View this post on Instagram
shelter-in-place has brought out the wildlife in the bay area. this coyote noticed some whale bones on the beach at kirby cove and trotted down to investigate. she didnâ€™t seem to mind me hanging out just 30 feet away. iâ€™m glad i live within biking distance of the golden gate bridge during this lockdown, itâ€™s been incredible exploring the marin headlands without the crowds. . . . . #sanfrancisco #kirbycove #goldengatebridge #coyote #onlyinsf #wildcalifornia #sanfranciscoworld #sanfranciscobay #sanfranciscolove #bayarea #sanfranciscobayarea #igerssf #nbcbayarea #ktvu #abc7now #sfgate #sfchronicle #bayareabuzz @sf_insta @sfbucketlist @sfgate @sfweekly
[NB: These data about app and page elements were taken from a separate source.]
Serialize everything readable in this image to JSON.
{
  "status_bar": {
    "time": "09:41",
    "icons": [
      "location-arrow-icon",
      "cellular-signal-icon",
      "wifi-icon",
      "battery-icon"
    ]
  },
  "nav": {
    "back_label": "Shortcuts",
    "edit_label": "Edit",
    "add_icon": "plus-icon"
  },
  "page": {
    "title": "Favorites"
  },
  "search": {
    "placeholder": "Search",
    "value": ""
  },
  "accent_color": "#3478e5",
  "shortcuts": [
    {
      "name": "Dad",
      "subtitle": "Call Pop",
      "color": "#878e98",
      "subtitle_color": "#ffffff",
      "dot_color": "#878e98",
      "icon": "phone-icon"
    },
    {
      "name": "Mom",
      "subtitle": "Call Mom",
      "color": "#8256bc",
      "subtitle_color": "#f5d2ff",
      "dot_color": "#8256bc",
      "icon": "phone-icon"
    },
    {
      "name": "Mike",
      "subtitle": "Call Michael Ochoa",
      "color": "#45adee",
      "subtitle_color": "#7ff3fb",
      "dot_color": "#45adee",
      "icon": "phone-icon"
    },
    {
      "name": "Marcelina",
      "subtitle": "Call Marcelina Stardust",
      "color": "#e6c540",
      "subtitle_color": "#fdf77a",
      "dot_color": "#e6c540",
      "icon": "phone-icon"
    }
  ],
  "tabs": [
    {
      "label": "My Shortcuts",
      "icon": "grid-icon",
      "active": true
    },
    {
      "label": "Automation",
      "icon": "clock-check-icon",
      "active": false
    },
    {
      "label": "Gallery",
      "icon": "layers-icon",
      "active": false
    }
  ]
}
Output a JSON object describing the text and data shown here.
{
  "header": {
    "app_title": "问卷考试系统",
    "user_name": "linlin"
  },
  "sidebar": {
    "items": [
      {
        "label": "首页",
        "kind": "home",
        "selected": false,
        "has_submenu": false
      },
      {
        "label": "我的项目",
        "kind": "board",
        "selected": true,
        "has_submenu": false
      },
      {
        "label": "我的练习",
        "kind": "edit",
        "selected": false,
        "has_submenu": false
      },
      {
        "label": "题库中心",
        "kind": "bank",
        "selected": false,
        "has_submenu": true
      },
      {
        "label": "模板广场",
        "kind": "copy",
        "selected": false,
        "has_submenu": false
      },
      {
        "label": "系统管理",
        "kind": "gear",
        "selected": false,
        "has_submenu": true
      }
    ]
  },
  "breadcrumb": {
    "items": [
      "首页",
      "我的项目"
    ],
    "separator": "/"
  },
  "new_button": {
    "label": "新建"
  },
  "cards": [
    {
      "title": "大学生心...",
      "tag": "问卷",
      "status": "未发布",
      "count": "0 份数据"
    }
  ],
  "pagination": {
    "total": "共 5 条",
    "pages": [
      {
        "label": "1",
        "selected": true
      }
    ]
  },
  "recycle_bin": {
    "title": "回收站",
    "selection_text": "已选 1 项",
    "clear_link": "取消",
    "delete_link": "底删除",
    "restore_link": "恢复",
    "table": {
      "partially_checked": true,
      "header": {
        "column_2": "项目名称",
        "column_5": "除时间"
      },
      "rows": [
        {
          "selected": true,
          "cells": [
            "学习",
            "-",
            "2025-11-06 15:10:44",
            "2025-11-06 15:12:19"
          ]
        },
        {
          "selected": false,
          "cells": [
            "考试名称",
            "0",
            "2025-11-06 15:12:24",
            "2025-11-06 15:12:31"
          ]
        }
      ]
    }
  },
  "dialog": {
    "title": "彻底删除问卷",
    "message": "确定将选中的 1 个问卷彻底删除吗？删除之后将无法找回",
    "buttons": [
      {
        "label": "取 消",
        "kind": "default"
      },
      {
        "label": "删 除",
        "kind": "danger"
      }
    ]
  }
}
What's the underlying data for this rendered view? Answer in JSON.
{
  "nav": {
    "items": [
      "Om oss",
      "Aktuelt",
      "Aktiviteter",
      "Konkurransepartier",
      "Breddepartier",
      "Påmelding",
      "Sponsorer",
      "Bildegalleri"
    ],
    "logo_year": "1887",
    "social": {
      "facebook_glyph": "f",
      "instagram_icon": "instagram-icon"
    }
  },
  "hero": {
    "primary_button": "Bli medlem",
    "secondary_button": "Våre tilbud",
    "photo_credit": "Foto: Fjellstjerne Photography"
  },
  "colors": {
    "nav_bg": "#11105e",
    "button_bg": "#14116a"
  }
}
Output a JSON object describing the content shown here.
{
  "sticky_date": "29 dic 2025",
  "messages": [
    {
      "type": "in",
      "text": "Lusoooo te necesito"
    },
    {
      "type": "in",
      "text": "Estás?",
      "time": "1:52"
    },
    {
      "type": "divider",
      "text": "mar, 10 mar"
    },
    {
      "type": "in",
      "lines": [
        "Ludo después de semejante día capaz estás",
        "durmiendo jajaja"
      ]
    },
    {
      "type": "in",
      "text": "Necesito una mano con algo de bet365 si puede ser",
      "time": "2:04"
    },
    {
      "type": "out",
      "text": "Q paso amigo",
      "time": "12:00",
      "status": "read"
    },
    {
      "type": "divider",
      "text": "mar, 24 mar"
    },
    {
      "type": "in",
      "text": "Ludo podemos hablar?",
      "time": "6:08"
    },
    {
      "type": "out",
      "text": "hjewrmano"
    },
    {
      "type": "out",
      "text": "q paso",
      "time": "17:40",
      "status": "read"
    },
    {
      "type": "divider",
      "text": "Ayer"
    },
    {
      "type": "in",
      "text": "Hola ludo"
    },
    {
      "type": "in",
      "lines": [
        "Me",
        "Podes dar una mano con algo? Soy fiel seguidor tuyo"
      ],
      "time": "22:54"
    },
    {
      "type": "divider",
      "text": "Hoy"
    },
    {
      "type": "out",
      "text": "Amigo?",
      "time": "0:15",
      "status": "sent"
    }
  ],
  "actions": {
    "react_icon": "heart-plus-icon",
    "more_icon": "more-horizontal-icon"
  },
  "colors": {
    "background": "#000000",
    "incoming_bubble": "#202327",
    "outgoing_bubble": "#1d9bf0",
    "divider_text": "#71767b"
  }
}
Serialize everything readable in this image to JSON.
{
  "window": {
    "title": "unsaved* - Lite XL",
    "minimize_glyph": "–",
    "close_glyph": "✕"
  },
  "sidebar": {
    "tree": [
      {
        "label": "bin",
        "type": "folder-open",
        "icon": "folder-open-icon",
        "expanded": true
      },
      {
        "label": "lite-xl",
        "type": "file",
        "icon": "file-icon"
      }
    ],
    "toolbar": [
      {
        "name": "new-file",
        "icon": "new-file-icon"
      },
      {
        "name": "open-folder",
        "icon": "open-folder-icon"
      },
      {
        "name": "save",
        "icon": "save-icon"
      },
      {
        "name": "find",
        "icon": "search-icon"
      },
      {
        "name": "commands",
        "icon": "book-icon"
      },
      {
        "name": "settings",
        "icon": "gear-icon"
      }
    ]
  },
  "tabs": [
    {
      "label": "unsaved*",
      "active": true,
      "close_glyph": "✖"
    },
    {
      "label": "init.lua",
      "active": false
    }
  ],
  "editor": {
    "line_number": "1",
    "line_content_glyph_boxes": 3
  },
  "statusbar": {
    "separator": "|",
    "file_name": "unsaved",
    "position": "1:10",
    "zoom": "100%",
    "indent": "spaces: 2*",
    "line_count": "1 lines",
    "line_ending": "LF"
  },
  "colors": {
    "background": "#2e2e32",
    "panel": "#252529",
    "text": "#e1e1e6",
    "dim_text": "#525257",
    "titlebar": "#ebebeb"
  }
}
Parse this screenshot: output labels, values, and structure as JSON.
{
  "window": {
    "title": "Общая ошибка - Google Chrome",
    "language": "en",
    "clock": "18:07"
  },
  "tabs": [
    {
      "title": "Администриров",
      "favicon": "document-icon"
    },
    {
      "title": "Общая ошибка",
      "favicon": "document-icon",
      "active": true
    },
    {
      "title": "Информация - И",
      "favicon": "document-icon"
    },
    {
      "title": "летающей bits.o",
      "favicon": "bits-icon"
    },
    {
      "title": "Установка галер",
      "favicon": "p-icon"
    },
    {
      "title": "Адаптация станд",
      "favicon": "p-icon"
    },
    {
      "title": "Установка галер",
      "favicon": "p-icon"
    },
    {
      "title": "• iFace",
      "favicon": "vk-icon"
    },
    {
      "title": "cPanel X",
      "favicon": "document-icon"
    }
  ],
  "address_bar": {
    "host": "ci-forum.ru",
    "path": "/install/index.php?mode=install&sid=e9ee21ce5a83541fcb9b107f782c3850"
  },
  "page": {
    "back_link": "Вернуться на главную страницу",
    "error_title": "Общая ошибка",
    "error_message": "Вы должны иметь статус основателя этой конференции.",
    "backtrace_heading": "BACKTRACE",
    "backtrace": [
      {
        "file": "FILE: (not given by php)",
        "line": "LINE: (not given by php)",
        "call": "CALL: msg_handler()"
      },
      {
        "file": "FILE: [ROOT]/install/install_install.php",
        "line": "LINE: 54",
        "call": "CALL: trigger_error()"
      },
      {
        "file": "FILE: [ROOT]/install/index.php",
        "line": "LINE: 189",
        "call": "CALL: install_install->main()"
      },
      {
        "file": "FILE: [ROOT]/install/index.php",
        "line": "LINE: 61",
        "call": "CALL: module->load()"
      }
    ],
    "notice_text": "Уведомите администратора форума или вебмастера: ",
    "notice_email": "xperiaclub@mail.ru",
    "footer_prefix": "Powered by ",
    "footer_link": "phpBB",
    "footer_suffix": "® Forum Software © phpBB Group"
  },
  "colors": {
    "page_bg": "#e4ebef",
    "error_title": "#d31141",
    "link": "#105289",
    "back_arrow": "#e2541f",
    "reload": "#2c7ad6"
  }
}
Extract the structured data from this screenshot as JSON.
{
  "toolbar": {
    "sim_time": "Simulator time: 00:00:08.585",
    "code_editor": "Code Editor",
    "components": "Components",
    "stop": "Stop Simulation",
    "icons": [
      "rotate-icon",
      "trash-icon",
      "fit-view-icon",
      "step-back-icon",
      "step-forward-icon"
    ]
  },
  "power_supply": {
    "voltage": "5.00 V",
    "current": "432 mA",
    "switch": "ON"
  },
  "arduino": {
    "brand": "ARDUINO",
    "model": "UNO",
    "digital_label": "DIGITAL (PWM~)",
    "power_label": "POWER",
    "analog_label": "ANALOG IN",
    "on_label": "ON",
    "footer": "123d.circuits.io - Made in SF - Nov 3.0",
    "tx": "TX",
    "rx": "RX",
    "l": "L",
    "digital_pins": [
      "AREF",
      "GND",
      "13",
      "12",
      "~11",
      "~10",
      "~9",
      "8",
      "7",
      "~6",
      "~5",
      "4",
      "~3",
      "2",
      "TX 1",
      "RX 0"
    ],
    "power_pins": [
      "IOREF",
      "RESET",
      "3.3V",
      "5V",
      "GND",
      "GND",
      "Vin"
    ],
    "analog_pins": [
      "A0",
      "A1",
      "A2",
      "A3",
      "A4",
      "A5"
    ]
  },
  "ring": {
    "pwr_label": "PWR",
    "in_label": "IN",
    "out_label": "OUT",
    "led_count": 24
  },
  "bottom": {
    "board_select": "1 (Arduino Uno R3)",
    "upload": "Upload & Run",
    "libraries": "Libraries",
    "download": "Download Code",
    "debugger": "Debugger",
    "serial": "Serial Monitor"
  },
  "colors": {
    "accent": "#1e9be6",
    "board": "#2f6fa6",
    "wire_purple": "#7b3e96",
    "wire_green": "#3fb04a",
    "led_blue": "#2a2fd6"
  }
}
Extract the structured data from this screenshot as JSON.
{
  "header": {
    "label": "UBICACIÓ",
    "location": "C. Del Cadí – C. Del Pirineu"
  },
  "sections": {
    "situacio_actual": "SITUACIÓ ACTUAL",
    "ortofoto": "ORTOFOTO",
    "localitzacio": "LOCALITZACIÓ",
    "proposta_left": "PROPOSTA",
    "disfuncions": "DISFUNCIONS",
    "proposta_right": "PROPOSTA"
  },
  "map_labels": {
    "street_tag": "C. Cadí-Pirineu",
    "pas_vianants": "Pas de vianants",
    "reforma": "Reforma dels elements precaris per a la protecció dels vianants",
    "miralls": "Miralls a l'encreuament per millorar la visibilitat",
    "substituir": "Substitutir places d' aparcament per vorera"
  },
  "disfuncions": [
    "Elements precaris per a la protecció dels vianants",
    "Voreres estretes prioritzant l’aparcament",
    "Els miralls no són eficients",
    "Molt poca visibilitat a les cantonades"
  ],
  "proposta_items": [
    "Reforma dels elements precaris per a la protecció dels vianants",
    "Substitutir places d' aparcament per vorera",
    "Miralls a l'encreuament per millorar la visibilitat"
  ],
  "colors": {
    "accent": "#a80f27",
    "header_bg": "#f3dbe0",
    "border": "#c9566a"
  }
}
The increased coyote activity in the Bay Area during the Coronavirus quarantine has been documented heavily on social media, showing how wildlife is reclaiming the areas it once roamed freely before human development. The empty streets of San Francisco have seen plenty of wildlife sightings recently, including a video of coyotes howling in the empty streets of the North Beach neighborhood.
North Beach, Greenwich & Powell, San Francisco. Coyotes howling at almost midnight last week. ðŸ˜± pic.twitter.com/ABB44LGj5n— Jen (@ellewoodsgolfs) April 14, 2020
Recently, the perfect image emerged online, accompanied by equally beautiful videos, that show a coyote enjoying an empty Kirby Beach below the Golden Gate Bridge and enjoying the calm noises of the San Francisco Bay. The visual evidence of the increased coyote activity was just one more example of how decreased human activity has given more space to the wildlife of Northern California.
The wildlife activity around NorCal has enjoyed the shelter-in-place mandate, especially in Yosemite National park, which has seen a massive growth of bear sightings in an empty park that typically averages 4-5 million visitors per year.
View this post on Instagram
Yosemite National Park is home to about 300-500 black bears. Though there hasn't been an increase in their population since the park closure, bears have been seen more frequently than usual, likely due to the absence of visitors in Yosemite Valley. If you tuned into our Facebook livestream yesterday, wildlife biologist Ranger Katie showed us how Yosemite's bear team uses radio collars to track some of the park's bears, and we picked up the signal of a large male bear in the meadow nearby! Shortly afterward, that same bear was caught on camera by one of our volunteers, who watched from the window of the Rangers' Club as it climbed up a nearby tree. The bear sat high on a branch for a little while and then struggled to decide how to safely get back down, making this one of the more entertaining wildlife sightings we've had this spring! Head over to our Facebook page to view yesterday's livestream, and check out www.KeepBearsWild.org for more information about protecting Yosemite's iconic bears! #Yosemite #NationalPark
Now, the iconic image of a coyote under the Golden Gate Bridge is illustrating a silver lining in an otherwise sad time as Covid-19 continues to sweep across the globe. Today, the beautiful wildlife is getting a break from the typical pressure of human activity, and it’s a wonderful sight to see.